Aug 01, 2018 04:36AM
● By Victoria Shaw
Intuition can be viewed as a spiritual GPS that keeps us connected to our divine selves and supports us on our life’s path. Unlike our logical minds, intuition is free of the constraints of the conditioned, egoic mind so it can offer insights and instructions that come from our greater, divine consciousness. Unfortunately, we live in a society that emphasizes logic and fear over the instinctive, loving call of our intuitive guidance. Nurturing their child’s intuition is one of the most important things parents can do to support them in living joyful and fulfilling lives.
Intuition comes in many forms; it is different for each individual. Some people experience their intuition as body sensations, such as a strong pull in a certain direction or a sinking feeling in the stomach. Others have the gift of intuitive empathy, sensing the feelings of others as if it is happening to them—a “gift” that can at times be very confusing. Intuition may also reveal itself as a wise inner voice, or a full-body sense of knowing. We can also connect with inner guidance through dreams and from signs and synchronicities that appear to us in our waking hours. There are no limits to the ways in which we can experience this divine form of guidance.
Children are more naturally in touch with their intuition than adults because they have not endured years of social conditioning that separates them from their intuitive knowing. Some children are more intuitive than others, but everyone can learn to connect with their intuitive guidance. There are some things that parents can do to help foster their child’s intuition.
Be an Intuitive Role Model
Children learn by example. If they see that their parents honor and value their intuitive guidance, they will feel more able to do the same. Parents can create an “intuition-friendly” household by adopting a family culture that supports intuition and intuitive ways of knowing and values intuition in addition to intellectual prowess and achievement. It is also important for parents to examine their own beliefs and experiences with intuition. Many of us harbor fears of our own intuition because we may have been misunderstood or even punished as children for sharing our intuitive insights. Understanding these issues can help us avoid passing them onto our children.

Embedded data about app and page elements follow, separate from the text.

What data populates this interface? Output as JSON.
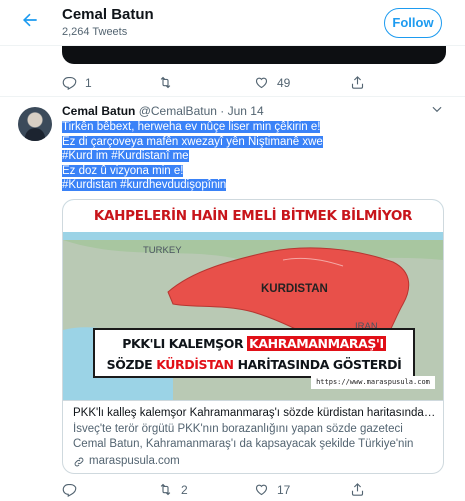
{
  "header": {
    "title": "Cemal Batun",
    "subtitle": "2,264 Tweets",
    "follow_label": "Follow"
  },
  "prev_tweet": {
    "actions": {
      "reply": "1",
      "retweet": "",
      "like": "49",
      "share": ""
    }
  },
  "tweet": {
    "name": "Cemal Batun",
    "handle_date": "@CemalBatun · Jun 14",
    "lines": [
      "Tirkên bêbext, herweha ev nûçe liser min çêkirin e!",
      "Ez di çarçoveya mafên xwezayî yên Niştimanê xwe",
      "#Kurd im #Kurdistanî me",
      "Ez doz û vizyona min e!",
      "#Kurdistan #kurdhevdudişopînin"
    ],
    "actions": {
      "reply": "",
      "retweet": "2",
      "like": "17",
      "share": ""
    }
  },
  "card": {
    "image": {
      "headline": "KAHPELERİN HAİN EMELİ BİTMEK BİLMİYOR",
      "label_turkey": "TURKEY",
      "label_kurdistan": "KURDISTAN",
      "label_iran": "IRAN",
      "banner_line1_a": "PKK'LI KALEMŞOR",
      "banner_line1_b": "KAHRAMANMARAŞ'I",
      "banner_line2_a": "SÖZDE",
      "banner_line2_b": "KÜRDİSTAN",
      "banner_line2_c": "HARİTASINDA GÖSTERDİ",
      "url": "https://www.maraspusula.com"
    },
    "title": "PKK'lı kalleş kalemşor Kahramanmaraş'ı sözde kürdistan haritasında gös...",
    "description": "İsveç'te terör örgütü PKK'nın borazanlığını yapan sözde gazeteci Cemal Batun, Kahramanmaraş'ı da kapsayacak şekilde Türkiye'nin birçok ilini ...",
    "domain": "maraspusula.com"
  },
  "colors": {
    "accent": "#1d9bf0",
    "selection": "#3a82f7",
    "headline_red": "#c8151b",
    "map_region": "#e8504a"
  }
}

Create Inner Space for Intuitive Guidance
Intuition comes through best when we quiet our thinking minds and tune into the present moment. Practices like yoga and meditation are both excellent ways of stilling our minds. Other great ways to quiet the mind are spending time in nature; being with animals; listening to music; drawing; and engaging in simple, repetitive exercises like walking or swimming. For children especially, intuition is closely linked with imagination and play. Children need plenty of downtime to engage in free play and quiet reflection. It is important to match the child’s lifestyle to his or her innate pace. While some children are naturally fast-paced and like to be very busy, others need a fair amount of downtime and will become stressed when they are overscheduled.
Normalize Intuitive Experiences

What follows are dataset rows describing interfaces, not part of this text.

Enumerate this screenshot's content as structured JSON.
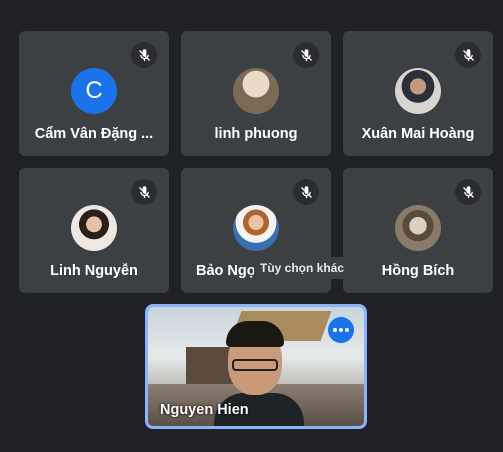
{
  "participants": [
    {
      "name": "Cẩm Vân Đặng ...",
      "avatar_letter": "C",
      "avatar_type": "letter"
    },
    {
      "name": "linh phuong",
      "avatar_type": "photo",
      "avatar_colors": [
        "#7d6a55",
        "#e8dcc8"
      ]
    },
    {
      "name": "Xuân Mai Hoàng",
      "avatar_type": "photo",
      "avatar_colors": [
        "#d8d4d0",
        "#2b2f3a"
      ]
    },
    {
      "name": "Linh Nguyễn",
      "avatar_type": "photo",
      "avatar_colors": [
        "#efe8e2",
        "#2b1f1a"
      ]
    },
    {
      "name": "Bảo Ngọc",
      "avatar_type": "photo",
      "avatar_colors": [
        "#f2f2f2",
        "#3a6fb0"
      ]
    },
    {
      "name": "Hồng Bích",
      "avatar_type": "photo",
      "avatar_colors": [
        "#8a7a6a",
        "#d9cfc5"
      ]
    }
  ],
  "tooltip": "Tùy chọn khác",
  "self_view": {
    "name": "Nguyen Hien",
    "more_icon": "more-options-icon"
  },
  "colors": {
    "background": "#202124",
    "tile": "#3c4043",
    "accent": "#1a73e8",
    "self_border": "#8ab4f8"
  }
}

Children need to know that intuition has a place in their lives, and to develop ways to express and honor their intuitive guidance. Parents can help by listening to their child, and valuing and validating their child’s intuitive guidance without making a big deal about it. Introducing age-appropriate vocabulary can help children to express their intuitive experiences (e.g., vibes, “icky” feelings, hunches). Parents can also use active listening to pick up on the words their child may already be using to describe their intuitive knowing. Finally, parents can teach their children how to distinguish between the voice of intuition and the voice of fear. Intuition, unlike worry, usually comes through in a clear, calm manner, without a strong emotional charge.
Create an Emotionally Supportive Environment

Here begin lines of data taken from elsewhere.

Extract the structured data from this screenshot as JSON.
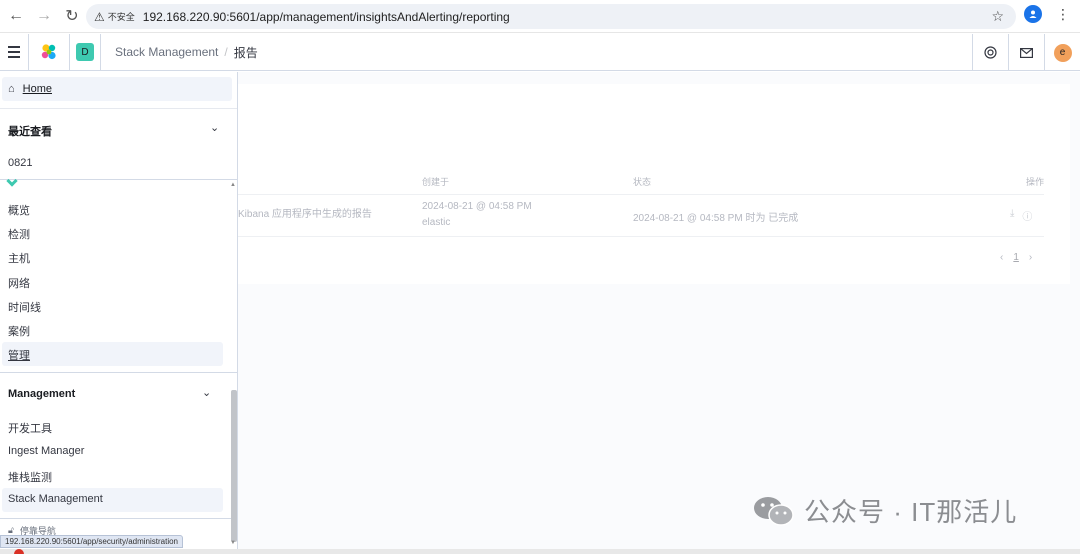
{
  "browser": {
    "security_label": "不安全",
    "url": "192.168.220.90:5601/app/management/insightsAndAlerting/reporting"
  },
  "header": {
    "space_initial": "D",
    "breadcrumb_parent": "Stack Management",
    "breadcrumb_sep": "/",
    "breadcrumb_current": "报告",
    "user_initial": "e"
  },
  "main": {
    "description": "Kibana 应用程序中生成的报告",
    "columns": [
      "创建于",
      "状态",
      "操作"
    ],
    "rows": [
      {
        "created": "2024-08-21 @ 04:58 PM",
        "created_by": "elastic",
        "status": "2024-08-21 @ 04:58 PM 时为 已完成"
      }
    ],
    "page": "1"
  },
  "sidenav": {
    "home": "Home",
    "recent_title": "最近查看",
    "recent_items": [
      "0821"
    ],
    "security_items": [
      "概览",
      "检测",
      "主机",
      "网络",
      "时间线",
      "案例",
      "管理"
    ],
    "management_title": "Management",
    "management_items": [
      "开发工具",
      "Ingest Manager",
      "堆栈监测",
      "Stack Management"
    ],
    "collapse_label": "停靠导航"
  },
  "status_bar": {
    "hover_url": "192.168.220.90:5601/app/security/administration"
  },
  "watermark": {
    "text": "公众号 · IT那活儿"
  },
  "colors": {
    "space_badge": "#3ec9b0",
    "avatar": "#f1a05b",
    "nav_active": "#f1f4fa"
  }
}
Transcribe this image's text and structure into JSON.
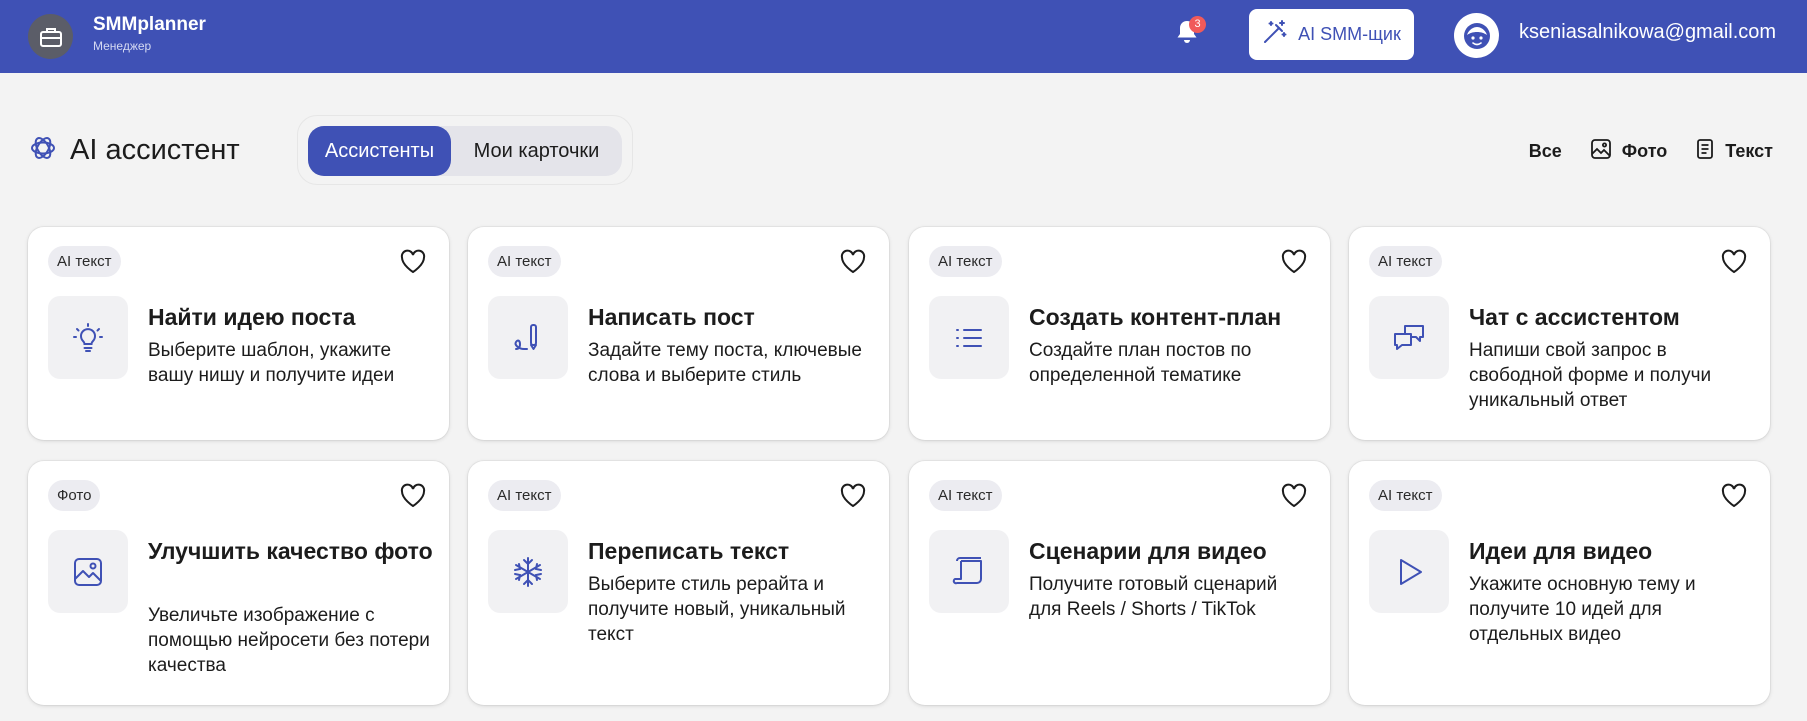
{
  "header": {
    "brand_name": "SMMplanner",
    "brand_role": "Менеджер",
    "notifications_count": "3",
    "ai_button_label": "AI SMM-щик",
    "user_email": "kseniasalnikowa@gmail.com",
    "accent_color": "#3f51b5"
  },
  "toolbar": {
    "page_title": "AI ассистент",
    "tabs": [
      {
        "label": "Ассистенты",
        "active": true
      },
      {
        "label": "Мои карточки",
        "active": false
      }
    ],
    "filters": [
      {
        "label": "Все",
        "icon": ""
      },
      {
        "label": "Фото",
        "icon": "image-icon"
      },
      {
        "label": "Текст",
        "icon": "document-icon"
      }
    ]
  },
  "cards": [
    {
      "tag": "AI текст",
      "icon": "lightbulb-icon",
      "title": "Найти идею поста",
      "description": "Выберите шаблон, укажите вашу нишу и получите идеи"
    },
    {
      "tag": "AI текст",
      "icon": "pen-icon",
      "title": "Написать пост",
      "description": "Задайте тему поста, ключевые слова и выберите стиль"
    },
    {
      "tag": "AI текст",
      "icon": "list-icon",
      "title": "Создать контент-план",
      "description": "Создайте план постов по определенной тематике"
    },
    {
      "tag": "AI текст",
      "icon": "chat-icon",
      "title": "Чат с ассистентом",
      "description": "Напиши свой запрос в свободной форме и получи уникальный ответ"
    },
    {
      "tag": "Фото",
      "icon": "image-icon",
      "title": "Улучшить качество фото",
      "description": "Увеличьте изображение с помощью нейросети без потери качества"
    },
    {
      "tag": "AI текст",
      "icon": "snowflake-icon",
      "title": "Переписать текст",
      "description": "Выберите стиль рерайта и получите новый, уникальный текст"
    },
    {
      "tag": "AI текст",
      "icon": "script-icon",
      "title": "Сценарии для видео",
      "description": "Получите готовый сценарий для Reels / Shorts / TikTok"
    },
    {
      "tag": "AI текст",
      "icon": "play-icon",
      "title": "Идеи для видео",
      "description": "Укажите основную тему и получите 10 идей для отдельных видео"
    }
  ]
}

Children need an emotionally safe environment to grow and thrive. Children who feel safe with all of their feelings, including the so called “negative ones”, are better able to connect with their inner guidance. Parents can support their children’s emotional development by creating a household that is peaceful, and relatively free of stress and conflict. Speak with your child calmly, rather than yelling. And, as much as possible, set clear and consistent rules and routines. All children, but especially those who are highly intuitive, may tap into the emotional lives of their parents, and can often pick up on their parent’s feelings and thoughts, even when they remain unexpressed. Parents can work on dealing with their own emotional baggage to prevent their children from inadvertently sharing the load.
Victoria Shaw, PhD, LPC is a licensed professional counselor who combines her training in psychology and counseling with her intuitive gifts. Connect at 203-254-3403, [email protected] or VictoriaShawPsychotherapy.com. See ad, page 33.